Title: Marfa Girl 2
Director: Larry Clark
Starring: Adam Mediano, Drake Burnette, Mercedes Maxwell
Runtime: 1 hr 46 minutes
What It Is: A sequel to Clark’s Marfa Girl, this film chronicles the lives of several young adults trying to cope with their new found responsibilities, including a girl who is battling with the aftermath of a violent sexual assault.
What We Think: I previously reviewed a film that left me highly conflicted as it left me dazzled in certain aspects of its art while failing to provide me full satisfaction in others. This film, with its stylistic cinematography but an otherwise frail sense of story and character development, is unfortunately not very different. On the better side of things, I was especially impressed with the way the camera work conveyed the tone of the film; a gritty and dogged look into how the other half lives. In this case, the half of life whose personal struggles impede them from striving for growth out of their dead-end small town. On a visual scale, you are given an up close and personal view of a lifestyle one could only see to believe. The scenes are so intimate that every moment witnessed within the feature is almost tangible like you are witnessing a story unfold through your own perspective. This film is a crude yet pleasant visual promenade that can make you feel like much more than just a spectator.
Now a film’s huge purpose is to provide artistic representation and value in a visual medium. However, we’ve grown out of the era where a short segment of two people kissing is enough to fuel our level of interest and intrigue. We as appreciators of the cinematic arts and what it is capable of need more: beautiful, thought and emotion provoking imagery and a profound story to match. In this day in age, these two filmmaking tools almost go hand in hand. Unfortunately, I wasn’t satisfied with both levels of cinematic expression with this feature. The stylistic visual artwork fails to compensate for this potentially intriguing case study turned cryptic soap opera.
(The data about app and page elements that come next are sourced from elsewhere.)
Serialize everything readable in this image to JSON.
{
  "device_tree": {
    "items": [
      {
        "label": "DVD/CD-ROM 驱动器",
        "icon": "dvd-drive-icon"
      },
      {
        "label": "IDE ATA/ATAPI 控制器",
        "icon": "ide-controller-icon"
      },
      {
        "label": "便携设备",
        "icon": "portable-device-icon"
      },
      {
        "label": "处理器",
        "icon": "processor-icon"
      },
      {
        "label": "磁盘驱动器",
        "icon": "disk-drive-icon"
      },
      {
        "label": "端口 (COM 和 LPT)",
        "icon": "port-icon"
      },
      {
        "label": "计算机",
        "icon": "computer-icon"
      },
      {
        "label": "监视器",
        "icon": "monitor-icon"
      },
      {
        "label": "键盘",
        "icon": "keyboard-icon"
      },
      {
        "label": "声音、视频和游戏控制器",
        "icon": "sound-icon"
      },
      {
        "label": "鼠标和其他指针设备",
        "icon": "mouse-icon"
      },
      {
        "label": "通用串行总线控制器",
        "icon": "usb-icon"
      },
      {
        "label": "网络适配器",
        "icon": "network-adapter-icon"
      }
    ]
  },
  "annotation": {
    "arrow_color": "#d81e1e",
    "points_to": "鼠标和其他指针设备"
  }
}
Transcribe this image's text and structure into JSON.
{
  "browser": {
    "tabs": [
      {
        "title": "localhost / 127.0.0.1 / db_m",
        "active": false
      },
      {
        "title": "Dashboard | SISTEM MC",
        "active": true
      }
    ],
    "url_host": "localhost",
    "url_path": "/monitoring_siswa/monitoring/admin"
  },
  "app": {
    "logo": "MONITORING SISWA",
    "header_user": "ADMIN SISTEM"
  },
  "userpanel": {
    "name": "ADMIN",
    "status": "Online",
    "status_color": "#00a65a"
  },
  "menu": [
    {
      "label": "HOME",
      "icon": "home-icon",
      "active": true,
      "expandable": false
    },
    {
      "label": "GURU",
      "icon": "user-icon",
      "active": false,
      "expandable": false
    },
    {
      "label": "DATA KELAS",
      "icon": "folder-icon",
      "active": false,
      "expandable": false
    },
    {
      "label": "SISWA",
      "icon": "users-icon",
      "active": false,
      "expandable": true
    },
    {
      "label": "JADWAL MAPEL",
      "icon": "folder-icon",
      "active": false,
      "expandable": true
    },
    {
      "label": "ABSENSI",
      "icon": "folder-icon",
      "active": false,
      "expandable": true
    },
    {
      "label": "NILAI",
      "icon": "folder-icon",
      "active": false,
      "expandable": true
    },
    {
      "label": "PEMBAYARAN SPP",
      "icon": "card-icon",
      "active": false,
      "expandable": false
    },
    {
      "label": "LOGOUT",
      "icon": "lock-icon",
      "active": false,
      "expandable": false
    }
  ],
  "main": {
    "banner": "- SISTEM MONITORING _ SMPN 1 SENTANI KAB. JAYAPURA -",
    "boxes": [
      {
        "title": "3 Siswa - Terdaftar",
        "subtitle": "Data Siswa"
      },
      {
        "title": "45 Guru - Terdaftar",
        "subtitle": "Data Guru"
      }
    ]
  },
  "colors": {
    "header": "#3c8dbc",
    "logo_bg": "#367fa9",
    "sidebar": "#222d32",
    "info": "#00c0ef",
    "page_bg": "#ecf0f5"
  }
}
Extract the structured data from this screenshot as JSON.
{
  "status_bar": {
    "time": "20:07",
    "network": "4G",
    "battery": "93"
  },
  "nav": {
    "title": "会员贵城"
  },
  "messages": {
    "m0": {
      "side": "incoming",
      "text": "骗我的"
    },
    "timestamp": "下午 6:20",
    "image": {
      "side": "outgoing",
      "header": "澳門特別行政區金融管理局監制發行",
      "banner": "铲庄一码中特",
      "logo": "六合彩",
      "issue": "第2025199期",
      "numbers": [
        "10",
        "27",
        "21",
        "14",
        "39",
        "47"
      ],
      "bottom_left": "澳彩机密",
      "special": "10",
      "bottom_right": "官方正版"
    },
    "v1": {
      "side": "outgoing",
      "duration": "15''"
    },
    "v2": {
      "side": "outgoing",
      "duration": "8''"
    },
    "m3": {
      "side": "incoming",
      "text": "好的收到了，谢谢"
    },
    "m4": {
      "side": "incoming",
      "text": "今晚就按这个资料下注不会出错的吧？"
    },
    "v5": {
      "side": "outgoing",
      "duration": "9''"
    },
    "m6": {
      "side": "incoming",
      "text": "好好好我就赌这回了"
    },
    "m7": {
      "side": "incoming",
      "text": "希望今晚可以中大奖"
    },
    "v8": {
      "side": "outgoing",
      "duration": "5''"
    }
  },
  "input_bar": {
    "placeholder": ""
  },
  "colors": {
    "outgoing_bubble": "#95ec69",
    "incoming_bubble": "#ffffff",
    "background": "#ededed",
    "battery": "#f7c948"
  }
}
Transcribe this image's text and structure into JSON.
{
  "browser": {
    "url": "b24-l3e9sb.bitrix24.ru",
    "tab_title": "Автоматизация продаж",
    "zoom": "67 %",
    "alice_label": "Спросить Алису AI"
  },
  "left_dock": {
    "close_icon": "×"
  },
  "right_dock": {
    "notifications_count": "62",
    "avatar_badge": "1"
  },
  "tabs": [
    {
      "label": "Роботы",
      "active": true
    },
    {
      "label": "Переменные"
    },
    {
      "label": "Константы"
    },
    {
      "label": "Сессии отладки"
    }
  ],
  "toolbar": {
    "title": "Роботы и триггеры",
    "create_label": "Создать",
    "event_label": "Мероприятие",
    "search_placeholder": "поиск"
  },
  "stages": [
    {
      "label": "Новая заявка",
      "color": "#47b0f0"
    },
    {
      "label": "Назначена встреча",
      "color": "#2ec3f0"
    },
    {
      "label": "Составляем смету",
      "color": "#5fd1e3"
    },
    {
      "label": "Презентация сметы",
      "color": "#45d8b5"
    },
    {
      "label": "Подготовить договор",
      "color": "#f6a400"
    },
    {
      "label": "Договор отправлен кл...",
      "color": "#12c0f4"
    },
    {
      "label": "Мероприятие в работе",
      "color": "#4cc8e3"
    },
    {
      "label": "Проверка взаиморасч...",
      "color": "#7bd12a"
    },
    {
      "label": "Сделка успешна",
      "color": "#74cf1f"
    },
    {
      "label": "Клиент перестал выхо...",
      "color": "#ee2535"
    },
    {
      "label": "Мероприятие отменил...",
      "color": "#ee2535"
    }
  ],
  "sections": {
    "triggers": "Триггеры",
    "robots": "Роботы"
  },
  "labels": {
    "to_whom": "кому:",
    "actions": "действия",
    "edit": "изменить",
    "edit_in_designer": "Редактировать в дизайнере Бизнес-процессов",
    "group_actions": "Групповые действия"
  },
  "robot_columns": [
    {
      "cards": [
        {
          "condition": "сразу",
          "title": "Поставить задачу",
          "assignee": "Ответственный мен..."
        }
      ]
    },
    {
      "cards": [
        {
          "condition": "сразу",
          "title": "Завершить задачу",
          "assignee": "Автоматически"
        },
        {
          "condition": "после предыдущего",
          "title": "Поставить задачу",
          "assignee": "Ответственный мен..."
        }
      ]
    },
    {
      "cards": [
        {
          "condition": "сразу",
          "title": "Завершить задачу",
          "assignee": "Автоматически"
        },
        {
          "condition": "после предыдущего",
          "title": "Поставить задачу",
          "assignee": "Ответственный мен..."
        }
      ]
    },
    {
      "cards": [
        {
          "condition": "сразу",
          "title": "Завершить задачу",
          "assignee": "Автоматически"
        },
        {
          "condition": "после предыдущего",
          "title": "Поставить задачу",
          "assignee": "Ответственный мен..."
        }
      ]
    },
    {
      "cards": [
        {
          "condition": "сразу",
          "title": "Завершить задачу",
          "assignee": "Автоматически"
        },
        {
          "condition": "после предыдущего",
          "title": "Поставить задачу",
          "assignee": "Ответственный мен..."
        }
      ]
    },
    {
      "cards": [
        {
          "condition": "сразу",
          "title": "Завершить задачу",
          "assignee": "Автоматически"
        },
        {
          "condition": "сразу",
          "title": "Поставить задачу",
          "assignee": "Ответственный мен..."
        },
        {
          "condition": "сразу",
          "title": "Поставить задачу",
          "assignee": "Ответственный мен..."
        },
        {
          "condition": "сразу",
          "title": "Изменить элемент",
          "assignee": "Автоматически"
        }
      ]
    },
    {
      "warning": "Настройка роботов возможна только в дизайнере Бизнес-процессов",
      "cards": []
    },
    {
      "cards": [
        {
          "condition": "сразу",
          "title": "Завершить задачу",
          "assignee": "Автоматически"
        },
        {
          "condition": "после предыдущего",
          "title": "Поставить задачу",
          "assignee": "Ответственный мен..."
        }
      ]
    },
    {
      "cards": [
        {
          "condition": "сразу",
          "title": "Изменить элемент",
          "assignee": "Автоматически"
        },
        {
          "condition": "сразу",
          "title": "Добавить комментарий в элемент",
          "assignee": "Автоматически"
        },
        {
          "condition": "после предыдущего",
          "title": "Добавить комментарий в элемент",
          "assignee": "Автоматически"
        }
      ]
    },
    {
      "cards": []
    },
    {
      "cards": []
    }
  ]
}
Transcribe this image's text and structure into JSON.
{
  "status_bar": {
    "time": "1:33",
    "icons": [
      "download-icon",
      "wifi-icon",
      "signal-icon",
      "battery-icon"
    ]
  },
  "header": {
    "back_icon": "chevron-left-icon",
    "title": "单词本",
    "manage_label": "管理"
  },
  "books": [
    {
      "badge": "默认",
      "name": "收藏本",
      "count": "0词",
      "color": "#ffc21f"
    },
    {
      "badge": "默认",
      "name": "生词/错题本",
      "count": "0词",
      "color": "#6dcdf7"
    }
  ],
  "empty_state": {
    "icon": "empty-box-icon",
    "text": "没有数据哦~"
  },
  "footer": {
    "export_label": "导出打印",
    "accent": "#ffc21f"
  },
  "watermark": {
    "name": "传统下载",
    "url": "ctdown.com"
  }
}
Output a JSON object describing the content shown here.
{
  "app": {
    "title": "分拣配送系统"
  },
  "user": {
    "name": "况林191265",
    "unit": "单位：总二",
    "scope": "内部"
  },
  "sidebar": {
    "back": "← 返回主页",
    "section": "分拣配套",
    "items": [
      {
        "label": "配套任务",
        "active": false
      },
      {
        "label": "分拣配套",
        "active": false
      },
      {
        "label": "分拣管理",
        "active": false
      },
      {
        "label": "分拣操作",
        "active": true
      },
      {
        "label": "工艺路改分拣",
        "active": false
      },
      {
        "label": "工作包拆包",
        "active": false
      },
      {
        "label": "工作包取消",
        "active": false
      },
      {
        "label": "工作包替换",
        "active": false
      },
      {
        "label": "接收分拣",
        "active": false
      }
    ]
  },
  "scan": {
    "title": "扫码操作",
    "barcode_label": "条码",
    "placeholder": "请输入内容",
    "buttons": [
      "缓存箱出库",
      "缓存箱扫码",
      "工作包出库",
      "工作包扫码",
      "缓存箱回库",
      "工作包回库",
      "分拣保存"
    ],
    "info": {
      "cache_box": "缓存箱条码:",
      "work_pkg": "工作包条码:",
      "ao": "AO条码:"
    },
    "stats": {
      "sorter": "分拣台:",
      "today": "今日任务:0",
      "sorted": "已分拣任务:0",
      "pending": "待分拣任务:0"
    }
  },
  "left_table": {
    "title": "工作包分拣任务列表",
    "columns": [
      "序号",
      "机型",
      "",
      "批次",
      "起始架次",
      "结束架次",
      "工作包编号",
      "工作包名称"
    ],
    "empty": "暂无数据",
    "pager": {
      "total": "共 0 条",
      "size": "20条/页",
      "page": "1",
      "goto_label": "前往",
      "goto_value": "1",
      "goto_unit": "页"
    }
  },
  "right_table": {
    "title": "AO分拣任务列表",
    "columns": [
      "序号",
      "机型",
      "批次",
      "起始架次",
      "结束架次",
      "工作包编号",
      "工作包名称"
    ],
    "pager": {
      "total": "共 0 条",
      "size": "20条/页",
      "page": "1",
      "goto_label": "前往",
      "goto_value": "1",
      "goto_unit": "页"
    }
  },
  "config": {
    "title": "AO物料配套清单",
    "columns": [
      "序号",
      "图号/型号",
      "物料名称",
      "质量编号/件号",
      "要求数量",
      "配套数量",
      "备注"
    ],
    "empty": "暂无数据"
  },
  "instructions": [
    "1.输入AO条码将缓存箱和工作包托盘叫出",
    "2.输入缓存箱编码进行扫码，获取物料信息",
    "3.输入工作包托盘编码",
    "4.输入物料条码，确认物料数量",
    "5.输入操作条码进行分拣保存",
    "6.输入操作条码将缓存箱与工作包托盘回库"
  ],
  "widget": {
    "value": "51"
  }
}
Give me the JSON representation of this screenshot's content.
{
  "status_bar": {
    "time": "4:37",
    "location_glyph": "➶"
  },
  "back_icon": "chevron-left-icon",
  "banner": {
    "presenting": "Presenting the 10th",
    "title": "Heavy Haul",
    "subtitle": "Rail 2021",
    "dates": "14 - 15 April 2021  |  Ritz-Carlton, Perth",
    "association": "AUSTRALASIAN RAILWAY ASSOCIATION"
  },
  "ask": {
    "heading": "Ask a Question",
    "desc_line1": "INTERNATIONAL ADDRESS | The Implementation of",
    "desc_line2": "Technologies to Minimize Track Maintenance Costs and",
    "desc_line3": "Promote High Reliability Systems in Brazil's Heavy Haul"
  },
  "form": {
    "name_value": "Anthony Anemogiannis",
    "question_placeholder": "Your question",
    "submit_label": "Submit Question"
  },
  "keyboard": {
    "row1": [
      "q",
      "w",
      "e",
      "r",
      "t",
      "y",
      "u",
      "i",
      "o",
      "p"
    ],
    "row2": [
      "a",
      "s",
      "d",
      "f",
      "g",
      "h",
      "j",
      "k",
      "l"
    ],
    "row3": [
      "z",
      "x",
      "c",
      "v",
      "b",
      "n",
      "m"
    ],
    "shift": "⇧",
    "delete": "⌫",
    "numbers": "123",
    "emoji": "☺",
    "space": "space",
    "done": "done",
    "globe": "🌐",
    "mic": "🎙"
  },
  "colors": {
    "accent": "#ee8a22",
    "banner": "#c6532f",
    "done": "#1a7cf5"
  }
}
Our Grade: C-, Marfa Girl 2 had the skeleton for a potential tragic-feel good feature, a grim look into the lives of decent, relatable people just trying to make it through life, struggling and changing and growing, as we all do. However, it seemed like there was a harder focus on putting a fine wax job over the grit of the film’s content, rather than breaking down that same content to its most uncomfortable form and building up from it using the characters as spokespeople for constructive change. It is a shame that I can appreciate how much more satisfying this feature could have been, had the creators just put more meat on its bones.